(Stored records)

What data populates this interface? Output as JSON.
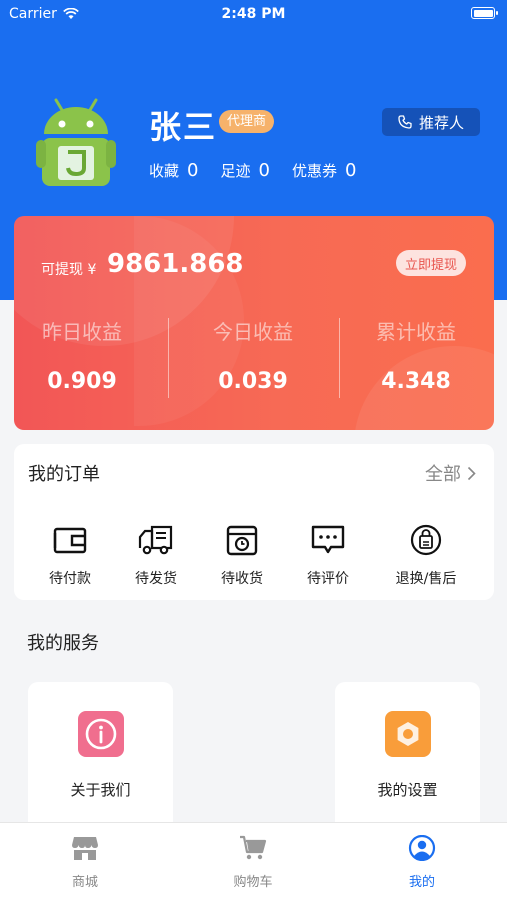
{
  "status_bar": {
    "carrier": "Carrier",
    "time": "2:48 PM"
  },
  "profile": {
    "name": "张三",
    "role_badge": "代理商",
    "referrer_label": "推荐人",
    "stats": [
      {
        "label": "收藏",
        "value": "0"
      },
      {
        "label": "足迹",
        "value": "0"
      },
      {
        "label": "优惠券",
        "value": "0"
      }
    ]
  },
  "earnings": {
    "withdrawable_label": "可提现 ¥",
    "withdrawable_amount": "9861.868",
    "withdraw_button": "立即提现",
    "columns": [
      {
        "label": "昨日收益",
        "value": "0.909"
      },
      {
        "label": "今日收益",
        "value": "0.039"
      },
      {
        "label": "累计收益",
        "value": "4.348"
      }
    ]
  },
  "orders": {
    "title": "我的订单",
    "all_label": "全部",
    "items": [
      {
        "label": "待付款",
        "icon": "wallet-icon"
      },
      {
        "label": "待发货",
        "icon": "truck-icon"
      },
      {
        "label": "待收货",
        "icon": "package-icon"
      },
      {
        "label": "待评价",
        "icon": "comment-icon"
      },
      {
        "label": "退换/售后",
        "icon": "return-bag-icon"
      }
    ]
  },
  "services": {
    "title": "我的服务",
    "items": [
      {
        "label": "关于我们",
        "icon": "info-icon",
        "color": "#f06e8e"
      },
      {
        "label": "我的设置",
        "icon": "settings-icon",
        "color": "#f99d3a"
      }
    ]
  },
  "tab_bar": {
    "active_color": "#1a6ef0",
    "items": [
      {
        "label": "商城",
        "icon": "store-icon",
        "active": false
      },
      {
        "label": "购物车",
        "icon": "cart-icon",
        "active": false
      },
      {
        "label": "我的",
        "icon": "user-icon",
        "active": true
      }
    ]
  },
  "colors": {
    "header_blue": "#1a6ef0",
    "card_red": "#f25656",
    "badge_orange": "#f6b26b"
  }
}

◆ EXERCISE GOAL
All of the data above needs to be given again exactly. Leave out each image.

◆ TASK ANSWER
What data populates this interface? Output as JSON.
{
  "status_bar": {
    "carrier": "Carrier",
    "time": "2:48 PM"
  },
  "profile": {
    "name": "张三",
    "role_badge": "代理商",
    "referrer_label": "推荐人",
    "stats": [
      {
        "label": "收藏",
        "value": "0"
      },
      {
        "label": "足迹",
        "value": "0"
      },
      {
        "label": "优惠券",
        "value": "0"
      }
    ]
  },
  "earnings": {
    "withdrawable_label": "可提现 ¥",
    "withdrawable_amount": "9861.868",
    "withdraw_button": "立即提现",
    "columns": [
      {
        "label": "昨日收益",
        "value": "0.909"
      },
      {
        "label": "今日收益",
        "value": "0.039"
      },
      {
        "label": "累计收益",
        "value": "4.348"
      }
    ]
  },
  "orders": {
    "title": "我的订单",
    "all_label": "全部",
    "items": [
      {
        "label": "待付款",
        "icon": "wallet-icon"
      },
      {
        "label": "待发货",
        "icon": "truck-icon"
      },
      {
        "label": "待收货",
        "icon": "package-icon"
      },
      {
        "label": "待评价",
        "icon": "comment-icon"
      },
      {
        "label": "退换/售后",
        "icon": "return-bag-icon"
      }
    ]
  },
  "services": {
    "title": "我的服务",
    "items": [
      {
        "label": "关于我们",
        "icon": "info-icon",
        "color": "#f06e8e"
      },
      {
        "label": "我的设置",
        "icon": "settings-icon",
        "color": "#f99d3a"
      }
    ]
  },
  "tab_bar": {
    "active_color": "#1a6ef0",
    "items": [
      {
        "label": "商城",
        "icon": "store-icon",
        "active": false
      },
      {
        "label": "购物车",
        "icon": "cart-icon",
        "active": false
      },
      {
        "label": "我的",
        "icon": "user-icon",
        "active": true
      }
    ]
  },
  "colors": {
    "header_blue": "#1a6ef0",
    "card_red": "#f25656",
    "badge_orange": "#f6b26b"
  }
}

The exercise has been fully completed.